Prof Adrian Holliday

Much of my recent career has involved supervising doctoral research students from a range of linguistic backgrounds. They have all carried out critical qualitative studies, mostly of aspects of professional life in English language education. They have taken on some very tricky areas, such as the cultural politics of native-speakerism, and the identities of students which go against common cultural stereotypes. In almost all cases we have worked together to find ways to uncover hidden and unexpected meanings which go against established discourses. This has meant putting aside traditional notions of objectivist research because the researchers have found themselves implicated in the attitudes, prejudices and discourses that they have found.

Against this background, when I was presented with the notion of researching multilingually, my first thought was not about how these students navigate the task of translating the views of their subjects into English. To me, their research is always ‘multilingual’ because of the number of different discourses which need to be untangled and negotiated. I think these discourses can be thought of as small languages, and can have just as much complexity in their differences as large language – especially as these differences may not always be immediately apparent. This is in terms of the topic of study and also in the way in which the researchers themselves need to acquire different (small) languages – of being a researcher and of being a professional at least, which take from different parts of one’s identity. Mastering and working with these different (small) languages of course require building on experience from life; and living and working with more than one (big) language will certainly add to one’s repertoire of such experience.

Another issue is the very ‘foreign’ (small) language of academic writing – foreign perhaps to absolutely everyone. A major, and refreshing irony, which has always been apparent to me, is that the researchers with English as a second or third language seem to find the subtleties and complexities of qualitative English academic writing no more difficult than those who have English as their first language. Indeed, it is often the latter who find this so extremely difficult. This may be because the researchers who have English as their first language find the academic language just too close to home to engage with through helpful distance.

By the way, I recently saw the award-winning Iranian film, The Separation

(http://www.guardian.co.uk/film/2011/jun/30/a-separation-review).

It took me back uncomfortably and excitingly to my very early adulthood, living and working in Iran. It was there that I learnt to be a husband, father and son-in-law – and how to drive. And once I was involved in a car accident in a far-off provincial town. I actually hit a woman and had to go to the hospital, the court, the police and so on, and to some extent even getting involved in the politics of her family. My Farsi was good, but what was better was my knowledge of how to behave through observation of complex cultural practice, which always preceded the language. The stakes were high. My ethnography was crucial.

I have therefore proposed the following abstract:

To look at this issue with the freshness it deserves it is important to move away from two established viewpoints – a modernist view of research in which data is considered independent of the researcher, and a modernist view of language and culture in which the former maps precisely onto the latter. A more postmodern, and critical cosmopolitan viewpoint enables a series of propositions which complicate issues of research and language and raise the healthy possibility that things may not be what they seem.
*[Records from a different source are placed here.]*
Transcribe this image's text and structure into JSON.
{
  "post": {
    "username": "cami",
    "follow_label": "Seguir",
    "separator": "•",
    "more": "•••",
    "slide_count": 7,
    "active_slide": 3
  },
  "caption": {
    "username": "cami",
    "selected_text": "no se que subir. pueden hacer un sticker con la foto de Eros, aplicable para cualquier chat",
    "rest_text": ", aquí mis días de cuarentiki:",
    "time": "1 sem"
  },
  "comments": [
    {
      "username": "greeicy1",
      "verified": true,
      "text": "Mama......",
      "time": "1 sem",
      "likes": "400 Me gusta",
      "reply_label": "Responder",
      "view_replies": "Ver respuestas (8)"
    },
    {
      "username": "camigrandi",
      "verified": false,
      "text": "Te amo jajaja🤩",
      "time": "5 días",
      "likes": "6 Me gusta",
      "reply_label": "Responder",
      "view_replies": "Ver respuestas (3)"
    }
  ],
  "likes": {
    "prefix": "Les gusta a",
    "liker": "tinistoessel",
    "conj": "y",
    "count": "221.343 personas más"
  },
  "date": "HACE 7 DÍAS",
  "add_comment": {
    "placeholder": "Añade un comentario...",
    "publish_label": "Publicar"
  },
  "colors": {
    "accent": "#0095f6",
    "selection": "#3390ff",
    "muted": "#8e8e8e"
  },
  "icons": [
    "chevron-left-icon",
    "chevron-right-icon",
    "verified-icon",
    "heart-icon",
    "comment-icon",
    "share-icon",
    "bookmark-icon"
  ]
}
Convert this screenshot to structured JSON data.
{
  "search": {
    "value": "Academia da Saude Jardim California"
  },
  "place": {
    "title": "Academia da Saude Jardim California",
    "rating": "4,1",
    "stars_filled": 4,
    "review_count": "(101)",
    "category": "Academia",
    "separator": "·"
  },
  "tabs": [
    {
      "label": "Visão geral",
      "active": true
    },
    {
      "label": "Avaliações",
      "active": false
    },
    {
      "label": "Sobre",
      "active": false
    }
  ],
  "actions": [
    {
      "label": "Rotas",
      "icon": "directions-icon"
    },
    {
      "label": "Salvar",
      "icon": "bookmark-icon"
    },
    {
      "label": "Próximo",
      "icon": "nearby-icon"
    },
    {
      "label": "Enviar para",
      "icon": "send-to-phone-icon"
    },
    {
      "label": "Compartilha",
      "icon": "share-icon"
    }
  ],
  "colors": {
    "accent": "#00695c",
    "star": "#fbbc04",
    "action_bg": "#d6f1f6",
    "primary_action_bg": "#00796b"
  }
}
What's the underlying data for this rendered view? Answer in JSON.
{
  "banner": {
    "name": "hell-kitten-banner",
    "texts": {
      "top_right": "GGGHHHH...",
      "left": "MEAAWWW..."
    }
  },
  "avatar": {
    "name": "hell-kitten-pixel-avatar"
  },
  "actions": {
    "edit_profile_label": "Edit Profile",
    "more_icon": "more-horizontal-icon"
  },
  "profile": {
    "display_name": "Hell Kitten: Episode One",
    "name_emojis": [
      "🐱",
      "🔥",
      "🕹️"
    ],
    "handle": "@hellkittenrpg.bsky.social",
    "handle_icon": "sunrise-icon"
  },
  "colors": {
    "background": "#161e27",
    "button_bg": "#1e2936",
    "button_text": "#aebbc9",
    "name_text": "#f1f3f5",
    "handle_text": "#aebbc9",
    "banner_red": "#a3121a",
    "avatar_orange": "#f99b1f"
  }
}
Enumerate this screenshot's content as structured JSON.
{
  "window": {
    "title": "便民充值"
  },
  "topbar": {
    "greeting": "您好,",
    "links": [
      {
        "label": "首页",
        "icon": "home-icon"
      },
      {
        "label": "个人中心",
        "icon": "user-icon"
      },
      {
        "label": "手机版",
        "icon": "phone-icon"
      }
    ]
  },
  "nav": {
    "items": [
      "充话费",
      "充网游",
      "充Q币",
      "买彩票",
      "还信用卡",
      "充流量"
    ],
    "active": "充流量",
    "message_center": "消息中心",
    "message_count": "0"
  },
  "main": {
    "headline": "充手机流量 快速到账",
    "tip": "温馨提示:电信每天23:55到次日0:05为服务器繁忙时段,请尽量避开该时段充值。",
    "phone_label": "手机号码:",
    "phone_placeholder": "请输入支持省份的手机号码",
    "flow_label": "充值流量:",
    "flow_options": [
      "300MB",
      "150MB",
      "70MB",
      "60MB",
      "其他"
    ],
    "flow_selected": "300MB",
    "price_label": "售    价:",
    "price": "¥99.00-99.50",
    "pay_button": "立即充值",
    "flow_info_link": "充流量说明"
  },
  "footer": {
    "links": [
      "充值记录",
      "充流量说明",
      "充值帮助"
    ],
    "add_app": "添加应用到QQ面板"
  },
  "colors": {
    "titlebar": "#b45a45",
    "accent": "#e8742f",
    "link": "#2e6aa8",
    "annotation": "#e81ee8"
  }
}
  1. In all circumstances, even where all parties share the same big ‘L’ language, there is a problematic yet enriching translation between the inevitably different discourse and world-views of the researcher and participants. Even where the data is verbatim, when the researcher writes the discussion, the data becomes integrated into this discussion, does not stand independently, and is therefore mediated by the discourse of the researcher. Sharing the same big ‘L’ language does not release the researcher from being implicated in this way.
  2. Big ‘L’ languages can themselves transmute across different cultural realities. Cultural realities can be expressed equally well in ‘foreign’ big ‘L’ languages. Cultural differences between social groups who share big ‘L’ languages can be as great as differences between big ‘L’ language groups.
  3. All researchers, in all circumstances, should strive to be multilingual in the sense that they must find methodologies to carry meanings across linguistic, discoursal and cultural boundaries. Working within the same big ‘L’ languages may lead to complacency in this respect.
  4. Everyone has the potential, depending on circumstances, to carry and innovate with meaning and practice across unfamiliar cultural boundaries. To presume that participants and researchers cannot do this would be patronising and essentialist.

In the presentation, these propositions will be considered in the light of conversations with researchers and participants who have been involved in multi- and single- big ‘L’ language projects.

References

Holliday, A. R. (2011). Intercultural communication and ideology. London: Sage.

Holliday, A. R. (2007). Doing and writing qualitative research (2nd ed.). London: Sage.

https://sites.google.com/site/adrianholliday42/